### Your task
Copy every line of the data that contains the string "price".

** Opening Data shown block **

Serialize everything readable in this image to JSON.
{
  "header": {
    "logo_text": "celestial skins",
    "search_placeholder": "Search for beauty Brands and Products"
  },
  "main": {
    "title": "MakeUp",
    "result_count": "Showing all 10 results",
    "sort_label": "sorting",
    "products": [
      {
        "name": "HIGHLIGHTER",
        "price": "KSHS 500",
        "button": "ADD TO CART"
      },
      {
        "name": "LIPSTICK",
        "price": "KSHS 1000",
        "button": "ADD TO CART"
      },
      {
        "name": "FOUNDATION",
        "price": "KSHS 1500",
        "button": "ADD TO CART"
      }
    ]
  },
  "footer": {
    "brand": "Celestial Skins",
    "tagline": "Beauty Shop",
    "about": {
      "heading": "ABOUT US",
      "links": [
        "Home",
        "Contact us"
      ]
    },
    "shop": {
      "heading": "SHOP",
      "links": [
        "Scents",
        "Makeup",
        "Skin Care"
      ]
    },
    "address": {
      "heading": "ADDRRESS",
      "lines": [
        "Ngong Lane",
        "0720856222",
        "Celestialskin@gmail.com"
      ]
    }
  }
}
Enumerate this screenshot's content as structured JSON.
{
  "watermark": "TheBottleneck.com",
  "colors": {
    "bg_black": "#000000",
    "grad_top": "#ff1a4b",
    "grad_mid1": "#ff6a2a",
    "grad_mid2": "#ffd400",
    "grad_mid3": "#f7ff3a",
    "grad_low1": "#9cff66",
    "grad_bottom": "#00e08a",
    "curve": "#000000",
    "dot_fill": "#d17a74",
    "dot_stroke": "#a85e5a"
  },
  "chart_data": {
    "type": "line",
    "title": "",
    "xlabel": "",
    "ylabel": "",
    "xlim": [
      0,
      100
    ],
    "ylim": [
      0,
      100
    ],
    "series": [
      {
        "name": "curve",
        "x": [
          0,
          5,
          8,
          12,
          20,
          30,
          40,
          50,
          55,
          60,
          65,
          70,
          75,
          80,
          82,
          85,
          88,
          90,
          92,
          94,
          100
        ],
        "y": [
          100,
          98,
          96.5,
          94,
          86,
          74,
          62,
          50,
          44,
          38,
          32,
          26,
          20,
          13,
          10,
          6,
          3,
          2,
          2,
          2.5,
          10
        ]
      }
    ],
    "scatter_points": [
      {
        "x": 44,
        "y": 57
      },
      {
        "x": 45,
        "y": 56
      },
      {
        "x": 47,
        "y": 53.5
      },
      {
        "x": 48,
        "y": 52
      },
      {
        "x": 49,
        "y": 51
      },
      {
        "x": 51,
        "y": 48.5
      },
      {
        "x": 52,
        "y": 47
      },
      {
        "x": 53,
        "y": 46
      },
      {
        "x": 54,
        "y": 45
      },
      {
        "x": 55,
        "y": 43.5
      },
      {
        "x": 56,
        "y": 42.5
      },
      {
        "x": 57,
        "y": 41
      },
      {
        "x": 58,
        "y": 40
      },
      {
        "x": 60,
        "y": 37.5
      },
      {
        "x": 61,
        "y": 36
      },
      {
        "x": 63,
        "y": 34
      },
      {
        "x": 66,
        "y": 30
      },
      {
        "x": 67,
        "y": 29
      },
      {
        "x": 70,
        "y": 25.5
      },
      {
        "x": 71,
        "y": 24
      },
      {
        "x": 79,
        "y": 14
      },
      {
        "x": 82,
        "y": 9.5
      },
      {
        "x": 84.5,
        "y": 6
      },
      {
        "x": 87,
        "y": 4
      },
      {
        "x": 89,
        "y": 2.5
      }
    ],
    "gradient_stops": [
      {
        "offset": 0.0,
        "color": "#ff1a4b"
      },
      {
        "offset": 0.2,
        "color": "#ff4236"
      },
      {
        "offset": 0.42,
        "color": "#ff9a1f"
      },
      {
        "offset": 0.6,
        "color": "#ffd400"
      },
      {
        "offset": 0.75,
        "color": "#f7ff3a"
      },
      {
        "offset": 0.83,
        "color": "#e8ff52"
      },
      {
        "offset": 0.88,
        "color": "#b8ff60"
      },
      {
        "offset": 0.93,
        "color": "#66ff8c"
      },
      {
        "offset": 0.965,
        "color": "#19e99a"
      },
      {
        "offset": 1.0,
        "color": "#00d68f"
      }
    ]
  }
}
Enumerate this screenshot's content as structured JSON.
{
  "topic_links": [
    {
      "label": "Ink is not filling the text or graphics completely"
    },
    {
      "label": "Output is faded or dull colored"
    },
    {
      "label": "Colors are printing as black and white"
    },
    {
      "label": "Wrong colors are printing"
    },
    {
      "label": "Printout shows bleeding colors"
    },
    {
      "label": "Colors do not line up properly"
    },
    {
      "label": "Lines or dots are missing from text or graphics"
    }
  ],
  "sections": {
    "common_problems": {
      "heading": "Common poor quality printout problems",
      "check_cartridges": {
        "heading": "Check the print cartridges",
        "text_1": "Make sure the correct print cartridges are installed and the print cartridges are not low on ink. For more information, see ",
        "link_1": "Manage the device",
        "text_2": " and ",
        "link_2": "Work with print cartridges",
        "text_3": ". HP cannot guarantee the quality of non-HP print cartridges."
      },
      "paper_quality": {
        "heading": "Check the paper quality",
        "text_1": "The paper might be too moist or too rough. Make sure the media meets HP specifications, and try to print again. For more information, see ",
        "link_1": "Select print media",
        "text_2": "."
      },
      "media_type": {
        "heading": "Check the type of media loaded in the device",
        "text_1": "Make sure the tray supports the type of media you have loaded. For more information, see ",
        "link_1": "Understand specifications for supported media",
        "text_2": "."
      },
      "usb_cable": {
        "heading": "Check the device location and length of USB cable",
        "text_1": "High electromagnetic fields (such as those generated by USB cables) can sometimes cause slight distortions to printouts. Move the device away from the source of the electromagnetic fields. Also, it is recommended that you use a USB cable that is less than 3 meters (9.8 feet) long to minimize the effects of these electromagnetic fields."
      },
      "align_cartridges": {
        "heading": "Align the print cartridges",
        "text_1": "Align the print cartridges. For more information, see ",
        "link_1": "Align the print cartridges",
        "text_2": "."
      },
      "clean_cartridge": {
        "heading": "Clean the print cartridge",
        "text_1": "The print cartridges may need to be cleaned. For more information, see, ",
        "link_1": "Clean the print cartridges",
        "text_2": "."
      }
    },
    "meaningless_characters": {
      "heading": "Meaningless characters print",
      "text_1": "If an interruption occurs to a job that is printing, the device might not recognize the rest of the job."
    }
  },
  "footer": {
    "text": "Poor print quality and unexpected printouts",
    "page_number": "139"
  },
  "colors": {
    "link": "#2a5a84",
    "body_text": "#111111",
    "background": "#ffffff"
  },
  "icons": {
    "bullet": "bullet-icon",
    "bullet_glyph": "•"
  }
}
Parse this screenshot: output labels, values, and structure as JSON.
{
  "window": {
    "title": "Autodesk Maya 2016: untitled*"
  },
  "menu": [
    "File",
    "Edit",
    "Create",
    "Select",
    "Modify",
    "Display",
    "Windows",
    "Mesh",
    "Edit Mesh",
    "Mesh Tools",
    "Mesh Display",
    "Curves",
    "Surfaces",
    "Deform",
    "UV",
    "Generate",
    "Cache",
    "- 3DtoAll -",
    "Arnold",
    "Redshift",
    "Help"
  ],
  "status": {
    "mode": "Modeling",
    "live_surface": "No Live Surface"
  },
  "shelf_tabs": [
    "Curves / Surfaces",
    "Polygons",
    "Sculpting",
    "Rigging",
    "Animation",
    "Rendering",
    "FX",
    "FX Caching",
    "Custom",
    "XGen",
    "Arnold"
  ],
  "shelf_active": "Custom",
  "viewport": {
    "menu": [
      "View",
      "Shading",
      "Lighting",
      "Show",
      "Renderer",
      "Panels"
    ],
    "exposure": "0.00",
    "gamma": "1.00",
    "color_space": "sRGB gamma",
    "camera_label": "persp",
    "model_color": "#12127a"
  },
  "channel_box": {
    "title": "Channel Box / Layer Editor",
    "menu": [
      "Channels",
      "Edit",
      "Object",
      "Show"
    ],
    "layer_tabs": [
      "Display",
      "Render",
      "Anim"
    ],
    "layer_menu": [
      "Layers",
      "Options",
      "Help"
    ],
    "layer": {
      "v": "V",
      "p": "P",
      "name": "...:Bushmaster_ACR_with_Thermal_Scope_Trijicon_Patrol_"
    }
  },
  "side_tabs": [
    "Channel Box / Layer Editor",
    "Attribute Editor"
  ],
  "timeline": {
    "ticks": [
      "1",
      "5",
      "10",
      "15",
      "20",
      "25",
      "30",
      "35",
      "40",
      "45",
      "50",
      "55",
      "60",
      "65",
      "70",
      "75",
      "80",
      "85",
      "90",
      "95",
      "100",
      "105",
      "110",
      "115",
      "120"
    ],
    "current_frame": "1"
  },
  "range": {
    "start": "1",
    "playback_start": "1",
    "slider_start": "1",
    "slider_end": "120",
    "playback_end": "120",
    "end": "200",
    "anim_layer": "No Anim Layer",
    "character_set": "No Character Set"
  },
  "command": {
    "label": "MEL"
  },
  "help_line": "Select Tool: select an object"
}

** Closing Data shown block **

### Response area
        "price": "KSHS 500",
        "price": "KSHS 1000",
        "price": "KSHS 1500",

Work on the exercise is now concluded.